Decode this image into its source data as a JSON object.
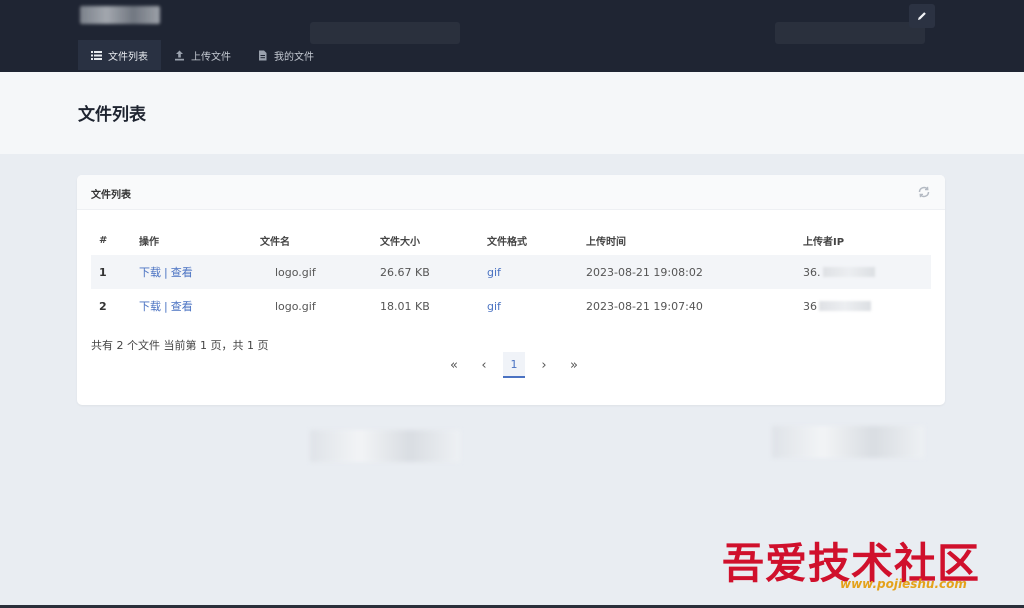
{
  "header": {
    "nav": [
      {
        "label": "文件列表",
        "icon": "list-icon",
        "active": true
      },
      {
        "label": "上传文件",
        "icon": "upload-icon",
        "active": false
      },
      {
        "label": "我的文件",
        "icon": "file-icon",
        "active": false
      }
    ],
    "edit_icon": "pencil-icon"
  },
  "page": {
    "title": "文件列表"
  },
  "card": {
    "title": "文件列表",
    "refresh_icon": "refresh-icon",
    "columns": [
      "#",
      "操作",
      "文件名",
      "文件大小",
      "文件格式",
      "上传时间",
      "上传者IP"
    ],
    "rows": [
      {
        "num": "1",
        "download": "下载",
        "sep": "|",
        "view": "查看",
        "filename": "logo.gif",
        "size": "26.67 KB",
        "format": "gif",
        "time": "2023-08-21 19:08:02",
        "ip": "36."
      },
      {
        "num": "2",
        "download": "下载",
        "sep": "|",
        "view": "查看",
        "filename": "logo.gif",
        "size": "18.01 KB",
        "format": "gif",
        "time": "2023-08-21 19:07:40",
        "ip": "36"
      }
    ],
    "summary": "共有 2 个文件  当前第 1 页，共 1 页",
    "pagination": {
      "first": "«",
      "prev": "‹",
      "current": "1",
      "next": "›",
      "last": "»"
    }
  },
  "watermark": {
    "text": "吾爱技术社区",
    "url": "www.pojieshu.com"
  },
  "colors": {
    "header_bg": "#1f2533",
    "link": "#4a72c2",
    "watermark": "#d0102c"
  }
}
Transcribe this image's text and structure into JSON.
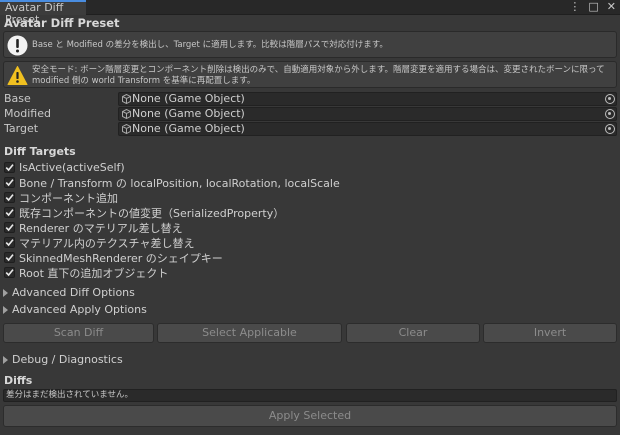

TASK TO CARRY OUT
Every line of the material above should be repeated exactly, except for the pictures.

EXERCISE OUTPUT
Decode this image into its source data as a JSON object.
{
  "header": {
    "nav": [
      {
        "label": "文件列表",
        "icon": "list-icon",
        "active": true
      },
      {
        "label": "上传文件",
        "icon": "upload-icon",
        "active": false
      },
      {
        "label": "我的文件",
        "icon": "file-icon",
        "active": false
      }
    ],
    "edit_icon": "pencil-icon"
  },
  "page": {
    "title": "文件列表"
  },
  "card": {
    "title": "文件列表",
    "refresh_icon": "refresh-icon",
    "columns": [
      "#",
      "操作",
      "文件名",
      "文件大小",
      "文件格式",
      "上传时间",
      "上传者IP"
    ],
    "rows": [
      {
        "num": "1",
        "download": "下载",
        "sep": "|",
        "view": "查看",
        "filename": "logo.gif",
        "size": "26.67 KB",
        "format": "gif",
        "time": "2023-08-21 19:08:02",
        "ip": "36."
      },
      {
        "num": "2",
        "download": "下载",
        "sep": "|",
        "view": "查看",
        "filename": "logo.gif",
        "size": "18.01 KB",
        "format": "gif",
        "time": "2023-08-21 19:07:40",
        "ip": "36"
      }
    ],
    "summary": "共有 2 个文件  当前第 1 页，共 1 页",
    "pagination": {
      "first": "«",
      "prev": "‹",
      "current": "1",
      "next": "›",
      "last": "»"
    }
  },
  "watermark": {
    "text": "吾爱技术社区",
    "url": "www.pojieshu.com"
  },
  "colors": {
    "header_bg": "#1f2533",
    "link": "#4a72c2",
    "watermark": "#d0102c"
  }
}
Transcribe this image's text and structure into JSON.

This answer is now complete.